**EXERCISE DETAILS:** Can you find the lines of the listing that include "screenshot" and copy every one?

**INPUT DATA:**
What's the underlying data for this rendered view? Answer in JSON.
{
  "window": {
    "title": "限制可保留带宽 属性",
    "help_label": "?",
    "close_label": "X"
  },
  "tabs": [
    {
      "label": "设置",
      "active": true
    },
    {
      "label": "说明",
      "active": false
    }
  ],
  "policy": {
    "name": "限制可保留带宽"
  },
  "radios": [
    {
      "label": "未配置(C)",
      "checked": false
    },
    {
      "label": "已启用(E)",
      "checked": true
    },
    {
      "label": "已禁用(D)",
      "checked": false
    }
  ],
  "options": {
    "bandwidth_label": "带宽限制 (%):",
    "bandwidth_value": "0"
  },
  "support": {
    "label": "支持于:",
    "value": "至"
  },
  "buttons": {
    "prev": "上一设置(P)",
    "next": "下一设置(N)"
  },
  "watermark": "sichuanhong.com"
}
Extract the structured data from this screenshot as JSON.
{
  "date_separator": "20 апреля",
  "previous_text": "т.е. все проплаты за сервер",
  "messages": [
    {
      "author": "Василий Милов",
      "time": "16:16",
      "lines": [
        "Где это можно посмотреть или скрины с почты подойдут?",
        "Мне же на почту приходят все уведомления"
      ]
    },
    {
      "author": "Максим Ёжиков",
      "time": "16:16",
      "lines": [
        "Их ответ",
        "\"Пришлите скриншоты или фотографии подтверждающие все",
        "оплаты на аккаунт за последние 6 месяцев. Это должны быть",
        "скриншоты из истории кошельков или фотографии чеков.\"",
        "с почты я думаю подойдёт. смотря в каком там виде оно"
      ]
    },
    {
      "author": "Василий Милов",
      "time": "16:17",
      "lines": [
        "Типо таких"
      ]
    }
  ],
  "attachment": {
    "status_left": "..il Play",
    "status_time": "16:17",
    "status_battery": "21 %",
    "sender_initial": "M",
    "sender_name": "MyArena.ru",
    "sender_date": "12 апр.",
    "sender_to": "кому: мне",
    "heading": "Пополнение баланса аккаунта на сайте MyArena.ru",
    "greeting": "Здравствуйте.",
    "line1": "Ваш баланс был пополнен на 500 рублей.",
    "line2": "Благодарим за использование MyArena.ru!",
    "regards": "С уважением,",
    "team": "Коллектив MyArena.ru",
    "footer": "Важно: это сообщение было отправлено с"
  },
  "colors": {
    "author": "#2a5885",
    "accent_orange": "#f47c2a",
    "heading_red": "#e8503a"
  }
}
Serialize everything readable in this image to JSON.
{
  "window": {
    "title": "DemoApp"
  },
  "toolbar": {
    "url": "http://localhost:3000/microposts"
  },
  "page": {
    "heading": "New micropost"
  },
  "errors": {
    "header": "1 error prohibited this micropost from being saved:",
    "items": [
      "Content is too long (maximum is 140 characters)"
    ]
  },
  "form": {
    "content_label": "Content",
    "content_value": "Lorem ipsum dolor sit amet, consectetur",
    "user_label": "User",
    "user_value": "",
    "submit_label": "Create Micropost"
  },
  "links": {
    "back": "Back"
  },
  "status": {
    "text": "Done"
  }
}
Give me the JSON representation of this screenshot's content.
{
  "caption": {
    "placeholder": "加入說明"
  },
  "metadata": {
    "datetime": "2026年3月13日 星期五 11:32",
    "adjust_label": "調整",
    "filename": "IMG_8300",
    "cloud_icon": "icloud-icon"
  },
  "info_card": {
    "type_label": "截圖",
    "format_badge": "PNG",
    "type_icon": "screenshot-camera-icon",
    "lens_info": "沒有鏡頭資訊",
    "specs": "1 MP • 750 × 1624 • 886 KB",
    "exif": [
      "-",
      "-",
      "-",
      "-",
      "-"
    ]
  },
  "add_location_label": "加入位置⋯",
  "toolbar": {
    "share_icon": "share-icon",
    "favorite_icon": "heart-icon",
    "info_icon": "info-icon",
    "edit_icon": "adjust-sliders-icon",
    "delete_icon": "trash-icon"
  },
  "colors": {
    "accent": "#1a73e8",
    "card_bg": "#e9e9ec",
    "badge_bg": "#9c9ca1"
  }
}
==
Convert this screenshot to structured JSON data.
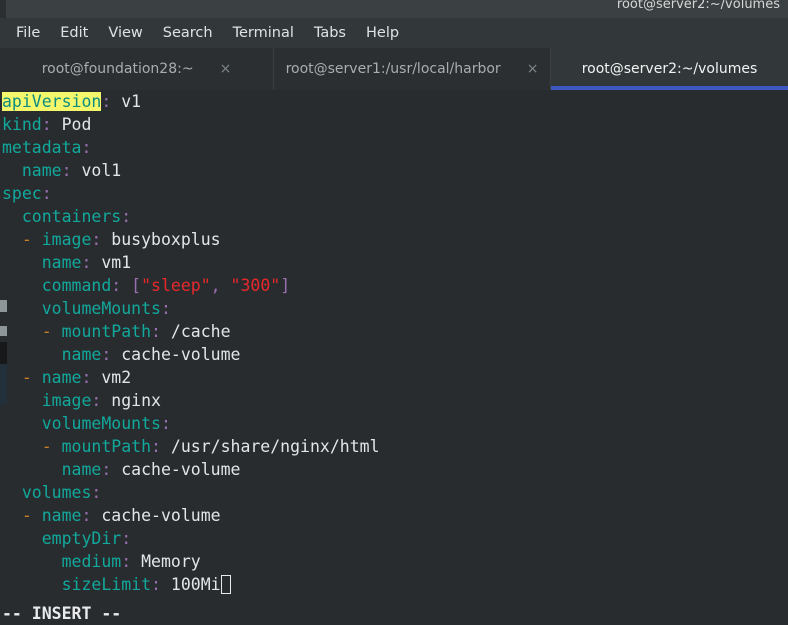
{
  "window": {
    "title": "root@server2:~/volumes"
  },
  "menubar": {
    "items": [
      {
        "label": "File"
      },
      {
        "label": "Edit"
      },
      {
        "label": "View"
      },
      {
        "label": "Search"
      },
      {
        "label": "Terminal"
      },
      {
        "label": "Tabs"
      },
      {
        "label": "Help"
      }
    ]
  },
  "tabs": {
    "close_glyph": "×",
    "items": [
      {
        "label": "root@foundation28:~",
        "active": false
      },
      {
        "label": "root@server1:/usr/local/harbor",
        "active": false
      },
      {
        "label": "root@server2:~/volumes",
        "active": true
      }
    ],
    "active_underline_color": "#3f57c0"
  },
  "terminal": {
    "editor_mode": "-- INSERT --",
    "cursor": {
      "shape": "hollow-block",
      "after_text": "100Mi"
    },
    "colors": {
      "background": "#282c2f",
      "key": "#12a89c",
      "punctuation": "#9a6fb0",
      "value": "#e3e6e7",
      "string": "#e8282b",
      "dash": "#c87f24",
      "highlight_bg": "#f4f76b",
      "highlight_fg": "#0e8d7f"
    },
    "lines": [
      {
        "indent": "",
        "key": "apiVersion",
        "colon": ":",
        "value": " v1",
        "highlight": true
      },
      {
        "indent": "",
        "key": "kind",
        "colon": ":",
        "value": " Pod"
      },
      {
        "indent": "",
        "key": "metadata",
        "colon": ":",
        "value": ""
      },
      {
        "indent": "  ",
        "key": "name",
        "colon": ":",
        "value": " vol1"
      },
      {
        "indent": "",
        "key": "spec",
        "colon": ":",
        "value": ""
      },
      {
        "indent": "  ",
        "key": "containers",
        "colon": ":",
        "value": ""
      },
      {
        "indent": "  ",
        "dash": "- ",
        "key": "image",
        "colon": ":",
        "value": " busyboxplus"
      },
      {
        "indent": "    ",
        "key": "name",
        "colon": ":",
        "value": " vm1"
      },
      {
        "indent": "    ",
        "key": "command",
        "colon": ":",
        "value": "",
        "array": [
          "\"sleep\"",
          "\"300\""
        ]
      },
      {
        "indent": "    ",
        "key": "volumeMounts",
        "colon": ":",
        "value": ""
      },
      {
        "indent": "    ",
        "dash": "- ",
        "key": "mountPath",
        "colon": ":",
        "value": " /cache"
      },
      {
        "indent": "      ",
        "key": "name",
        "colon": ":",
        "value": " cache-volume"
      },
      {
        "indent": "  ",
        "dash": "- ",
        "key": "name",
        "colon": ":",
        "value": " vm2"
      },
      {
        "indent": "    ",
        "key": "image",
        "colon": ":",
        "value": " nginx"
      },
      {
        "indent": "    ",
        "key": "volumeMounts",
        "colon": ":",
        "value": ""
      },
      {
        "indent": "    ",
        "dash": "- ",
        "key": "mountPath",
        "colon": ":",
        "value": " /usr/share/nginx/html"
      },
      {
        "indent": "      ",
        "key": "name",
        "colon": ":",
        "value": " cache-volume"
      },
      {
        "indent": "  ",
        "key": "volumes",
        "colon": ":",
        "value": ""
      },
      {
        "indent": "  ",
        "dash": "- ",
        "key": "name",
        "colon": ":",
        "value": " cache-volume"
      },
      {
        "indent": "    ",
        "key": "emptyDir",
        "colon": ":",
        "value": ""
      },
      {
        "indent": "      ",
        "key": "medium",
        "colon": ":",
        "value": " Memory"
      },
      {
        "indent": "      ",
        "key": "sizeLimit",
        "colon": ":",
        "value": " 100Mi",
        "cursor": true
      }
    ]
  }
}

**RESULT OF THIS EXERCISE:**
Extract the structured data from this screenshot as JSON.
Give me the JSON representation of this screenshot's content.
    "type_icon": "screenshot-camera-icon",
Convert this screenshot to structured JSON data.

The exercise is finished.